Hypomagnesaemia with magnesuria are common findings in cyclosporin-(CsA)-treated patients and have been proposed as both a cause and a consequence of nephrotoxicity. To investigate the role of Mg depletion in the pathogenesis of acute CsA nephrotoxicity, rats kept on a low-salt diet were maintained on plain water (Mg(–)group) or water supplemented with 2% MgCl2 (Mg(+) group) and randomly assigned to treatment with CsA 15mg/kg (CsA) or vehicle (VH) s.c. for 7 days. Water and food ingestion in VH animals was adjusted to the intake of CsA animals. CsAMg(–)group showed a significant plasma magnesium (PMg) reduction as compared to baseline (1.13 versus 1.53 mg/dl, /)<0.001) or VH values (versus 1.60 mg/dl, P< 0.001) and a significantly greater posttreatment fractional excretion of magnesium (FeMg) as compared to VH (9.4 versus 5.4%, P<0.0l). Magnesium supplementation increased PMg (2.11 versus 1.57 mg/dl /><0.001) and FeMg (13.6 versus 6.2%, P< 0.001) but did not prevent a reduction in GFR with CsA treatment. Alanine aminopeptidase (AAP) excretion at 7 days was significantly greater than baseline (130 versus 44 IU/gCr, P<0.05) or VH (36IU/gCr, /<0.05) values only in the CsAMg(-) rats. No differences were observed in intraerythrocyte Mg, blood pressure, and urinary excretion of N-acetyl- /?-D-glucosaminidase among groups. Renal histology was similar in CsA rats independent of magnesium supplementation: mild vacuolization and tubular collapse in proximal tubules. In conclusion, Mg depletion could not be implicated in the pathogenesis of acute CsA-induced glomerular dysfunction, but Mg replacement may protect from some of the tubular toxicity of CsA.
|Original language||English (US)|
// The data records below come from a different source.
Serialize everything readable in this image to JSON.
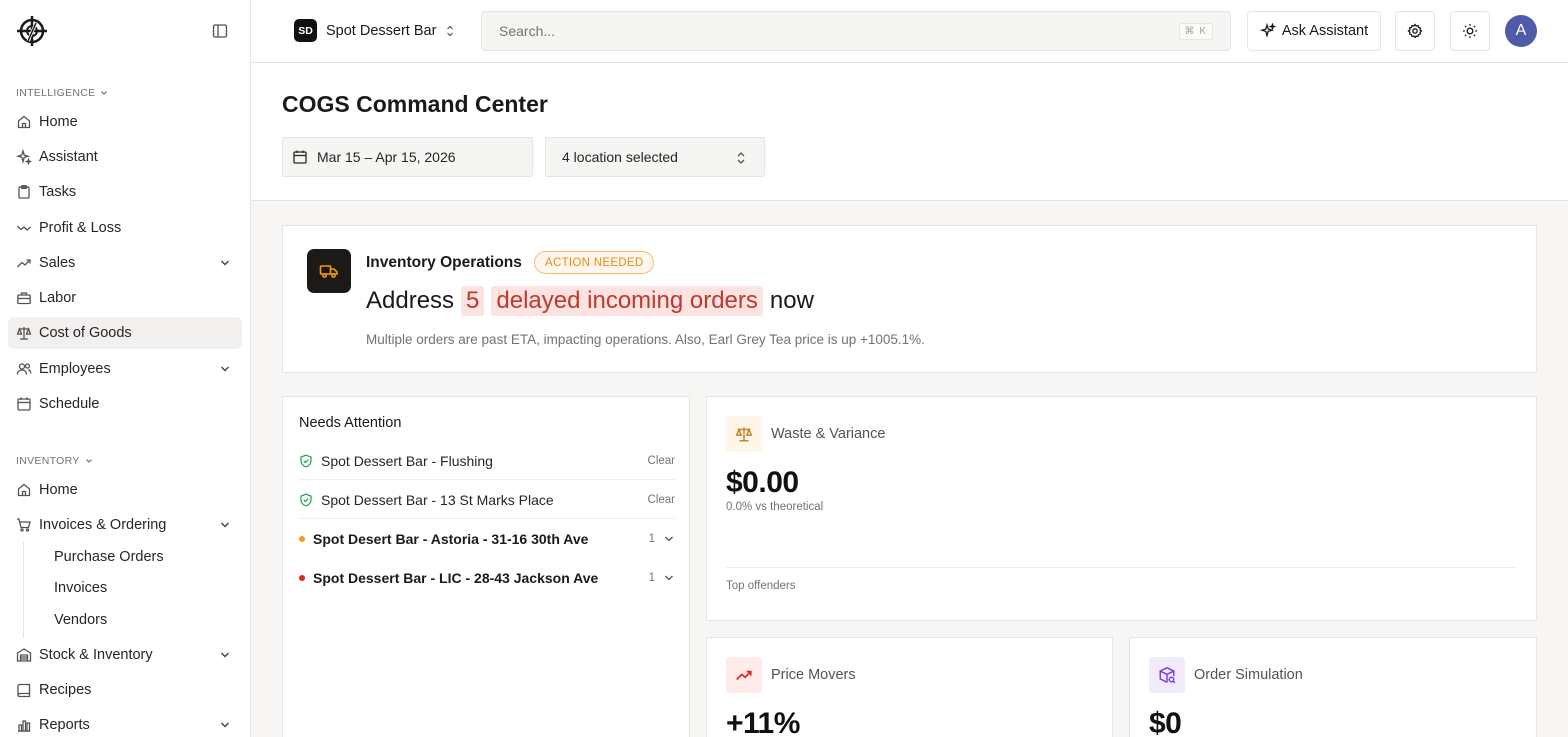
{
  "sidebar": {
    "sections": {
      "intelligence": "INTELLIGENCE",
      "inventory": "INVENTORY"
    },
    "intelligence_items": [
      {
        "label": "Home",
        "icon": "home-icon"
      },
      {
        "label": "Assistant",
        "icon": "sparkle-icon"
      },
      {
        "label": "Tasks",
        "icon": "clipboard-icon"
      },
      {
        "label": "Profit & Loss",
        "icon": "trend-icon"
      },
      {
        "label": "Sales",
        "icon": "trending-up-icon"
      },
      {
        "label": "Labor",
        "icon": "briefcase-icon"
      },
      {
        "label": "Cost of Goods",
        "icon": "scale-icon",
        "active": true
      },
      {
        "label": "Employees",
        "icon": "users-icon"
      },
      {
        "label": "Schedule",
        "icon": "calendar-icon"
      }
    ],
    "inventory_items": [
      {
        "label": "Home",
        "icon": "home-icon"
      },
      {
        "label": "Invoices & Ordering",
        "icon": "cart-icon"
      },
      {
        "label": "Stock & Inventory",
        "icon": "warehouse-icon"
      },
      {
        "label": "Recipes",
        "icon": "book-icon"
      },
      {
        "label": "Reports",
        "icon": "chart-icon"
      }
    ],
    "invoice_subitems": [
      "Purchase Orders",
      "Invoices",
      "Vendors"
    ]
  },
  "header": {
    "org_initials": "SD",
    "org_name": "Spot Dessert Bar",
    "search_placeholder": "Search...",
    "search_shortcut": "⌘ K",
    "ask_label": "Ask Assistant",
    "avatar_letter": "A"
  },
  "page": {
    "title": "COGS Command Center",
    "date_range": "Mar 15 – Apr 15, 2026",
    "location_filter": "4 location selected"
  },
  "alert": {
    "heading": "Inventory Operations",
    "badge": "ACTION NEEDED",
    "headline_prefix": "Address",
    "headline_count": "5",
    "headline_highlight": "delayed incoming orders",
    "headline_suffix": "now",
    "description": "Multiple orders are past ETA, impacting operations. Also, Earl Grey Tea price is up +1005.1%.",
    "icon_color": "#f59e0b"
  },
  "needs_attention": {
    "title": "Needs Attention",
    "rows": [
      {
        "name": "Spot Dessert Bar - Flushing",
        "status": "clear",
        "action": "Clear"
      },
      {
        "name": "Spot Dessert Bar - 13 St Marks Place",
        "status": "clear",
        "action": "Clear"
      },
      {
        "name": "Spot Desert Bar - Astoria - 31-16 30th Ave",
        "status": "warning",
        "count": "1",
        "color": "#f59e0b"
      },
      {
        "name": "Spot Dessert Bar - LIC - 28-43 Jackson Ave",
        "status": "critical",
        "count": "1",
        "color": "#dc2626"
      }
    ]
  },
  "waste": {
    "label": "Waste & Variance",
    "value": "$0.00",
    "sub": "0.0% vs theoretical",
    "footer": "Top offenders"
  },
  "price_movers": {
    "label": "Price Movers",
    "value": "+11%"
  },
  "order_sim": {
    "label": "Order Simulation",
    "value": "$0"
  }
}
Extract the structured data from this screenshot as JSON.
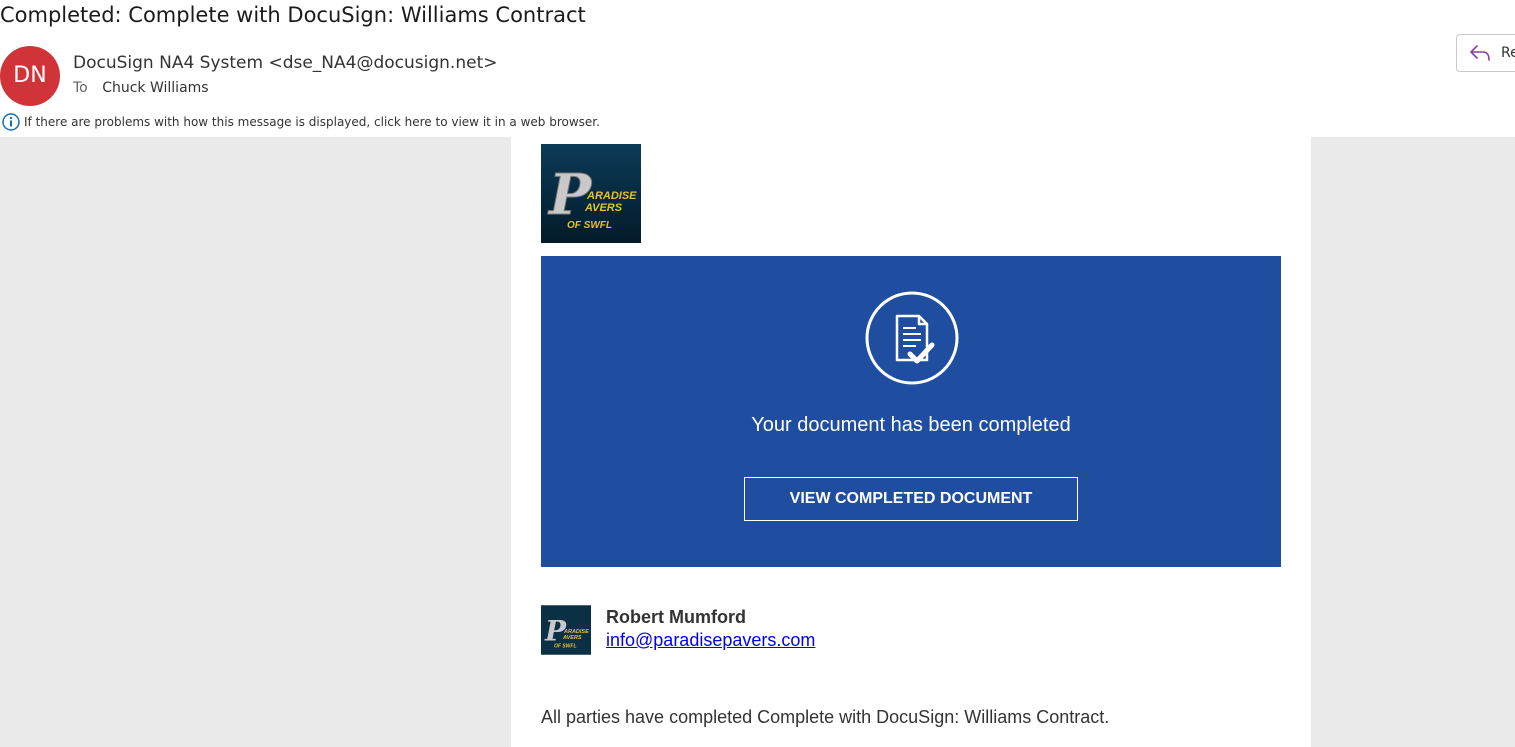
{
  "email": {
    "subject": "Completed: Complete with DocuSign: Williams Contract",
    "avatar_initials": "DN",
    "avatar_color": "#d13438",
    "sender": "DocuSign NA4 System <dse_NA4@docusign.net>",
    "to_label": "To",
    "to_name": "Chuck Williams",
    "reply_label": "Re",
    "info_text": "If there are problems with how this message is displayed, click here to view it in a web browser."
  },
  "body": {
    "logo_text": {
      "line1": "P",
      "line2": "ARADISE",
      "line3": "AVERS",
      "line4": "OF SWFL"
    },
    "banner_color": "#1f4ea1",
    "completed_text": "Your document has been completed",
    "view_button": "VIEW COMPLETED DOCUMENT",
    "sender_name": "Robert Mumford",
    "sender_email": "info@paradisepavers.com",
    "message": "All parties have completed Complete with DocuSign: Williams Contract."
  },
  "icons": [
    "reply-icon",
    "info-icon",
    "document-check-icon"
  ]
}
|Number of pages||6|
|Journal||Nephrology Dialysis Transplantation|
|State||Published - 1994|
- Renal function
ASJC Scopus subject areas